We are going to learn how to travel in time when using Excel. In simple terms, you are going to learn how to move forward or backward in time using Excel formulas.
This article lists 42 tips for working with times and dates in Excel.
Full article: 42 tips for Excel time travelers
PivotCharts allow for charting-based data exploration and summarization in a way that no other Office visualization can. But they also offer power and flexibility that are largely unknown to many standard chart users, unless they work across businesses where PivotCharts play a significant role within their business intelligence efforts.
Like PivotTables, PivotCharts work really well on aggregate data, which is why a lot of casual Excel analysts don't often encounter the need to use them. I'll show you some of the reasons and ways to use PivotCharts to explore your data.
Full article: Practical PivotCharts in Excel
Microsoft tells us that many worksheet functions are 'deprecated.' So what does that mean, exactly?
- What's the risk of using a deprecated function?
- What function replaces the deprecated function?
- What types of functions tend to be deprecated?
Full article: What's a deprecated function in Excel?
Imagine you want alternating rows (or columns) in a report to have alternating colors.
One option is to convert your data in a table. An easy option, if you can’t use tables, is to use conditional formatting.
Full article: Reports of all stripes with conditional formatting
A paper used to justify austerity economics appears to contain an Excel error.
An economics paper claiming that high levels of national debt led to low or negative economic growth could turn out to be deeply flawed as a result of, among other things, an incorrect formula in an Excel spreadsheet.
[The academic paper that this article is based on is available at:
Does high public debt consistently stifle economic growth? A critique of Reinhart and Rogoff]
Full article: Microsoft Excel: The ruiner of global economies?
I got a email from a client asking for help because Excel was "destroying," to use his terminology, his 2003 workbook after conversion to the 2007 format. And, after analyzing the kind of change Excel made, I had to agree.

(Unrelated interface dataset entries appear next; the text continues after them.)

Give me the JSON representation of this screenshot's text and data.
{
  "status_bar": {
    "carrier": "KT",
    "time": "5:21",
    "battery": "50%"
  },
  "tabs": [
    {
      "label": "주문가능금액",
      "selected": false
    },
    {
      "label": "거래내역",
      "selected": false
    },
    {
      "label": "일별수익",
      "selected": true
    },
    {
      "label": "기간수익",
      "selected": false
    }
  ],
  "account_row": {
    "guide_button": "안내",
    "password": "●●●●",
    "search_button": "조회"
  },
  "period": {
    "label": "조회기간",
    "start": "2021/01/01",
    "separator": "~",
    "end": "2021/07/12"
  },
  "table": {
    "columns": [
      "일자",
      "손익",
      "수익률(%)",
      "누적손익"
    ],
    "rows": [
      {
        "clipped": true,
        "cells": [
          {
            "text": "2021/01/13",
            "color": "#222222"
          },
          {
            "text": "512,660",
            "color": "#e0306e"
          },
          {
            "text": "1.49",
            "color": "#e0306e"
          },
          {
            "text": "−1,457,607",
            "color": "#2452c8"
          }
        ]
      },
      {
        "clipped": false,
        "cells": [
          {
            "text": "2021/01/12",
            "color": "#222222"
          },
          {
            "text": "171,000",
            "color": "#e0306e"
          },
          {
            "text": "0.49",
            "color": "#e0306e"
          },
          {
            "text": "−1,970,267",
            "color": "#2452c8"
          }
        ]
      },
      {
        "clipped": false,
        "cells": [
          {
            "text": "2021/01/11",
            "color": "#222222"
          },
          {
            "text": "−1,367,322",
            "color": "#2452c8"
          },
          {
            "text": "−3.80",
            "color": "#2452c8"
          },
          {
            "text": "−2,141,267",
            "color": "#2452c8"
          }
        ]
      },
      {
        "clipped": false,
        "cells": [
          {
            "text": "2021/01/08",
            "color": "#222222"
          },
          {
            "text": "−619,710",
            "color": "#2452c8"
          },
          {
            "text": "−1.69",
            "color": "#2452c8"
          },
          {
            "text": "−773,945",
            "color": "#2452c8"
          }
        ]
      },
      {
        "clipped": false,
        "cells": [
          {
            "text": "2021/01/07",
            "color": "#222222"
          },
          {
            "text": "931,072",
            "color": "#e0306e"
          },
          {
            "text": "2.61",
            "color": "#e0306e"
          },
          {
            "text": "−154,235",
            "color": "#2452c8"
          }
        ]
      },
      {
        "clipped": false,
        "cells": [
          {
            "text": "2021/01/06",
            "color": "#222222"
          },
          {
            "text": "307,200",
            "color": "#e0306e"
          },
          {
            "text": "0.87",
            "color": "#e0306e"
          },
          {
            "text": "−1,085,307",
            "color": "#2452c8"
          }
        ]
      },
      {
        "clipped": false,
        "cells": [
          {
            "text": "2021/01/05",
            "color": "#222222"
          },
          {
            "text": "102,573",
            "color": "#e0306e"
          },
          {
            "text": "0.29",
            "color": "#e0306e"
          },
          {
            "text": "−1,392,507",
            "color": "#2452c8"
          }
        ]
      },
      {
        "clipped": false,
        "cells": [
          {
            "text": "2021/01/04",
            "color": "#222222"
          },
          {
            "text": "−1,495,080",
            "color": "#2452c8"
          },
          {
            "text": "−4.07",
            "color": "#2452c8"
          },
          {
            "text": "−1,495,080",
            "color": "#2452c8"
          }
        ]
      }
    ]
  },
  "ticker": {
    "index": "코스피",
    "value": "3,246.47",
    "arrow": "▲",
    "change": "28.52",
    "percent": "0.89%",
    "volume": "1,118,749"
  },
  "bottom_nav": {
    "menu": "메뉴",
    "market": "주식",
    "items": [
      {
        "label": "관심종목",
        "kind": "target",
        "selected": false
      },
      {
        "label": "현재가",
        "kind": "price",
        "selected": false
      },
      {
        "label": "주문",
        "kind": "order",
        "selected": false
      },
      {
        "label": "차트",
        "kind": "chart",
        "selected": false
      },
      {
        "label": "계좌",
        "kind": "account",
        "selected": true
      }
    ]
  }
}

The basic problem is that names that are legitimate names in Excel 2003 may become unacceptable in 2007 (or later). But, a more devastating problem is with a formula using a name with a dot in it. Even though it is completely legitimate, Excel changes the dot to a colon. This causes the formula
=SW1.SW2 to become
=SW1:SW2. Don't ask me why. It just does. The result is the formula is all wrong and destroys the integrity of the workbook.
When working on a spreadsheet that someone else has built, there are a number of things that can make life particularly difficult. One of these, which is rarely necessary, is the use of merged cells.
The purpose of today's post, however, is not to teach you how to use Merge Cells, but to warn of the dangers of using them unnecessarily, and in the wrong place.
Full article: Do you really need to merge those cells?
I was working on a function that uses regular expressions to determine whether a potential name for a workbook, worksheet or range contains illegal characters. I started by writing a little routine to determine which characters are illegal for sheet names. Of course, I could have just used one that I knew was prohibited and got the message below. But then I might never have thought about the use of single quotes in worksheet names.
Full article: Single quotes in worksheet names
Here are the top 10 features in Excel according to you:
- Excel formulas.
- VBA, macros & automation.
- Pivot tables.
- Lookup formulas.
- Excel charts.
- Sorting & filtering data.
- Conditional formatting.
- Drop down validation & form controls.
- Excel tables & structural references.
- PowerPivot, data explorer & data analysis features.
Full article: Learn top 10 Excel features